BEGIN RECORDS FOR THIS EXERCISE

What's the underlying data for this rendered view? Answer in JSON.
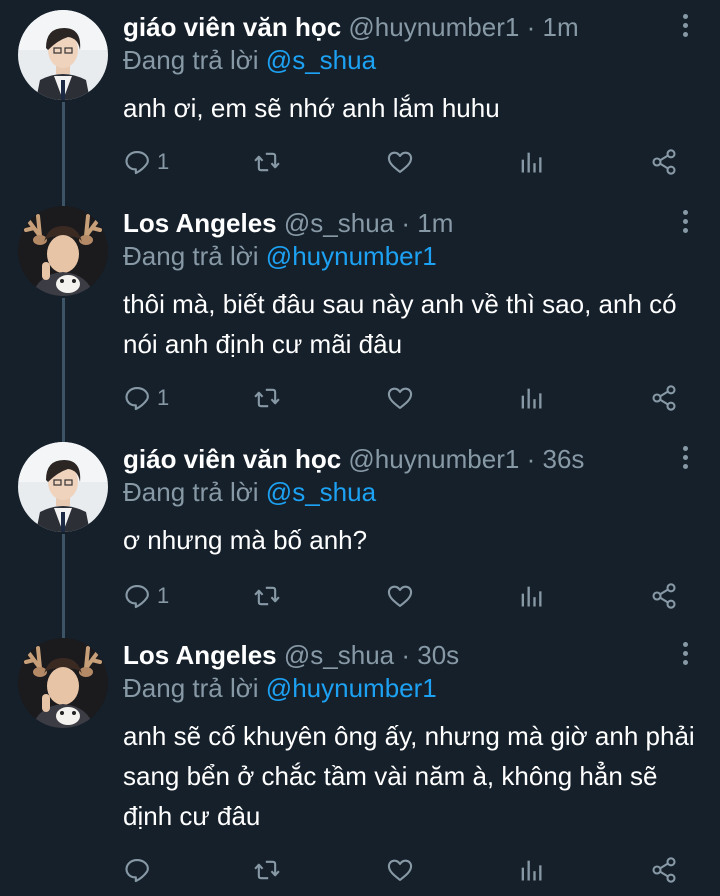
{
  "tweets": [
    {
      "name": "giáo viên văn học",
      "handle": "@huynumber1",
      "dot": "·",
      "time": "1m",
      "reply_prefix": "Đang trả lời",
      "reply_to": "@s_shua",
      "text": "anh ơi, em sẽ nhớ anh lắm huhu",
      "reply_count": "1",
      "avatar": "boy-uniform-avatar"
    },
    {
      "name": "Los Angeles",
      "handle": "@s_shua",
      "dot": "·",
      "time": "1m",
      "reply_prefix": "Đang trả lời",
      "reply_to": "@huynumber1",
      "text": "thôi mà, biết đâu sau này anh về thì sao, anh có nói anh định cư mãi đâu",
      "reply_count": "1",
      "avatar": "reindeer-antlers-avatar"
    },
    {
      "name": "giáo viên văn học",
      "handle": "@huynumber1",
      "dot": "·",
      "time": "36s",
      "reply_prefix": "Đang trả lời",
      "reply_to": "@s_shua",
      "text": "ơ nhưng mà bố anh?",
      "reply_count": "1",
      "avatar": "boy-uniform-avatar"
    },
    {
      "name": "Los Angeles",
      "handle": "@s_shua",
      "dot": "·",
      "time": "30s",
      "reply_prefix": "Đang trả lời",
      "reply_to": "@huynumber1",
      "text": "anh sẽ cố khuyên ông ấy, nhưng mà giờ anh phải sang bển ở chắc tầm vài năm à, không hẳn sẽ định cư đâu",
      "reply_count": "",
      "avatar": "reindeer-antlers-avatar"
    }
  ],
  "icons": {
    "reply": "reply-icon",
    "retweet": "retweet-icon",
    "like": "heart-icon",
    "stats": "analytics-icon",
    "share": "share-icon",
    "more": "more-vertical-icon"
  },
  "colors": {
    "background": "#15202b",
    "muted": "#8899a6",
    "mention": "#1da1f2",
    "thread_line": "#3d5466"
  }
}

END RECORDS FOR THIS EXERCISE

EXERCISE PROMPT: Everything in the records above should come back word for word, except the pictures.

YOUR SOLUTION:
What's the underlying data for this rendered view? Answer in JSON.
{
  "tweets": [
    {
      "name": "giáo viên văn học",
      "handle": "@huynumber1",
      "dot": "·",
      "time": "1m",
      "reply_prefix": "Đang trả lời",
      "reply_to": "@s_shua",
      "text": "anh ơi, em sẽ nhớ anh lắm huhu",
      "reply_count": "1",
      "avatar": "boy-uniform-avatar"
    },
    {
      "name": "Los Angeles",
      "handle": "@s_shua",
      "dot": "·",
      "time": "1m",
      "reply_prefix": "Đang trả lời",
      "reply_to": "@huynumber1",
      "text": "thôi mà, biết đâu sau này anh về thì sao, anh có nói anh định cư mãi đâu",
      "reply_count": "1",
      "avatar": "reindeer-antlers-avatar"
    },
    {
      "name": "giáo viên văn học",
      "handle": "@huynumber1",
      "dot": "·",
      "time": "36s",
      "reply_prefix": "Đang trả lời",
      "reply_to": "@s_shua",
      "text": "ơ nhưng mà bố anh?",
      "reply_count": "1",
      "avatar": "boy-uniform-avatar"
    },
    {
      "name": "Los Angeles",
      "handle": "@s_shua",
      "dot": "·",
      "time": "30s",
      "reply_prefix": "Đang trả lời",
      "reply_to": "@huynumber1",
      "text": "anh sẽ cố khuyên ông ấy, nhưng mà giờ anh phải sang bển ở chắc tầm vài năm à, không hẳn sẽ định cư đâu",
      "reply_count": "",
      "avatar": "reindeer-antlers-avatar"
    }
  ],
  "icons": {
    "reply": "reply-icon",
    "retweet": "retweet-icon",
    "like": "heart-icon",
    "stats": "analytics-icon",
    "share": "share-icon",
    "more": "more-vertical-icon"
  },
  "colors": {
    "background": "#15202b",
    "muted": "#8899a6",
    "mention": "#1da1f2",
    "thread_line": "#3d5466"
  }
}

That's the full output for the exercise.